Recently in the UK there has been a bit of an uproar about Colgate and its infamous ads. I’m sure most of you can picture just about any tooth-related adverts – they always happen to show models with the pearliest whites and toothpaste that looks so good that you just want to eat it (although flouride is bad for you – so don’t do it!)
Colgate’s long-standing claim that more than 80 per cent of dentists recommend its toothpaste is “misleading” and must never be used again, the advertising watchdog has ruled.
The claim was sparked by competing toothpaste companies which claimed that the same percentage of dentists interviewed recommended their differentiated product – thus bringing up the notion that Colgate had lied.
It IS understandable why companies do these things though. All of them have financial and social goals which they have to meet.
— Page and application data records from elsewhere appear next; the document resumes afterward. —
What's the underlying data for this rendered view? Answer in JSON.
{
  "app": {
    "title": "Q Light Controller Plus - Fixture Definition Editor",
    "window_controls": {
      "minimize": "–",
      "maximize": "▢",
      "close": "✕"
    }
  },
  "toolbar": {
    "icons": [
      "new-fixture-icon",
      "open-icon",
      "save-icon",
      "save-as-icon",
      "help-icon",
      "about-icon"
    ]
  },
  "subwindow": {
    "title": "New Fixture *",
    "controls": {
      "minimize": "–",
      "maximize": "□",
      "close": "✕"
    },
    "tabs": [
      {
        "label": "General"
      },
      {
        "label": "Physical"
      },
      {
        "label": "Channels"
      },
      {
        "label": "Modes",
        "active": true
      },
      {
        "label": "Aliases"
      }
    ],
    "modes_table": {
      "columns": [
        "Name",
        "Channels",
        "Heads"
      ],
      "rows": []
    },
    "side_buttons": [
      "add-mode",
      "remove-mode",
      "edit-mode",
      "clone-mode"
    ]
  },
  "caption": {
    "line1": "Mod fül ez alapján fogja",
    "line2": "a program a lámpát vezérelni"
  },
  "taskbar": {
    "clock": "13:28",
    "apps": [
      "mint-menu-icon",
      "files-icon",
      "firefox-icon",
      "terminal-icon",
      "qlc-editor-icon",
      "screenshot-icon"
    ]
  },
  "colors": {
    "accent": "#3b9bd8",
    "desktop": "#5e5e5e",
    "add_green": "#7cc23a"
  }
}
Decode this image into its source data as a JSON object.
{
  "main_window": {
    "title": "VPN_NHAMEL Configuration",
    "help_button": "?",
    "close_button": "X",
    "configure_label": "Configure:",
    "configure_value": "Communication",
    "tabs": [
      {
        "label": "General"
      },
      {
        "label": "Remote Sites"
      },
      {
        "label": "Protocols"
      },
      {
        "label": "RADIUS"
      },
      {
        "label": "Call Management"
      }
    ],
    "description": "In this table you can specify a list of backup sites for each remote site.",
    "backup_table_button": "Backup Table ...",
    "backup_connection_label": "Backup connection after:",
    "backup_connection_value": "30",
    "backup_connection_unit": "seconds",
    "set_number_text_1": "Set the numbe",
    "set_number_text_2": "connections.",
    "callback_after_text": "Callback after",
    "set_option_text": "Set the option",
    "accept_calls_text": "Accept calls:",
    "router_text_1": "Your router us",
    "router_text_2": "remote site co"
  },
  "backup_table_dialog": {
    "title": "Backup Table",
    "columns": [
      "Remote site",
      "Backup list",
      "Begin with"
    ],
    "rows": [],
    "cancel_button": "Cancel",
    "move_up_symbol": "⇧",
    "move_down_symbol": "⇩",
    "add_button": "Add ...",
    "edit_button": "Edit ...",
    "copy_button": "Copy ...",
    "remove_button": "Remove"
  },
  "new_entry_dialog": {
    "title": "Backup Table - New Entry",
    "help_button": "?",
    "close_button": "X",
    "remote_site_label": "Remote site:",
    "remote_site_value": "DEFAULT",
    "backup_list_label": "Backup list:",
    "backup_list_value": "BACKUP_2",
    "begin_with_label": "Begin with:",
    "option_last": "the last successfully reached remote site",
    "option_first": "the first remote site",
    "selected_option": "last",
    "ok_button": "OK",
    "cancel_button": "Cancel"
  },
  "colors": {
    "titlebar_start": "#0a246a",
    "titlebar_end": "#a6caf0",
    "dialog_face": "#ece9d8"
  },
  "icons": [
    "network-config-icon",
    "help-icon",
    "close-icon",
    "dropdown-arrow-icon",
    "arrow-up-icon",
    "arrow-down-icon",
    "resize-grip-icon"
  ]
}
Brand loyalty and convincing the customer to purchase their products instead of from their competitors is fundamental in ensuring repeat success. Sales must be maximised and profit margins must be reached to ensure good economic growth for the company.
But should these aims entail the use of lying to attract customers?
It’s a question of morality and ethics. If you want your business to be based on lies and deceit for the quick buck then it’s up to you, but as we’ve found out here, there will always be negative consequences – once the word gets out, the media can ruin your business and your livelihood.
A fantabulous example is that of Jade Goody who went into the Celebrity Big Brother house for the 2nd time. The first time she managed to cause a rift and escaped with huge criticism – her PR people did wonders to turn that around. This time, she hasn’t been so lucky. Accusations of racism and bullying have turned Britain against her and we’re embarrassed to associate ourselves with the self-proclaimed star.
Back to the matter in hand – public image is everything. Ask Jade whether she would have wanted to look like a villain when she left the house, a swift answer of “no” would have been heard. The same applies to Colgate – a poor public image caused my deceitful marketing tactics is likely to have negative consequences and its the image of a treacherous company which will stay with people the longest.
One last example. When was the last time you went into McDonalds and ordered a Big Mac which didn’t look half as good as the juicy one you saw in the advert?
Food for thought…(no pun intended).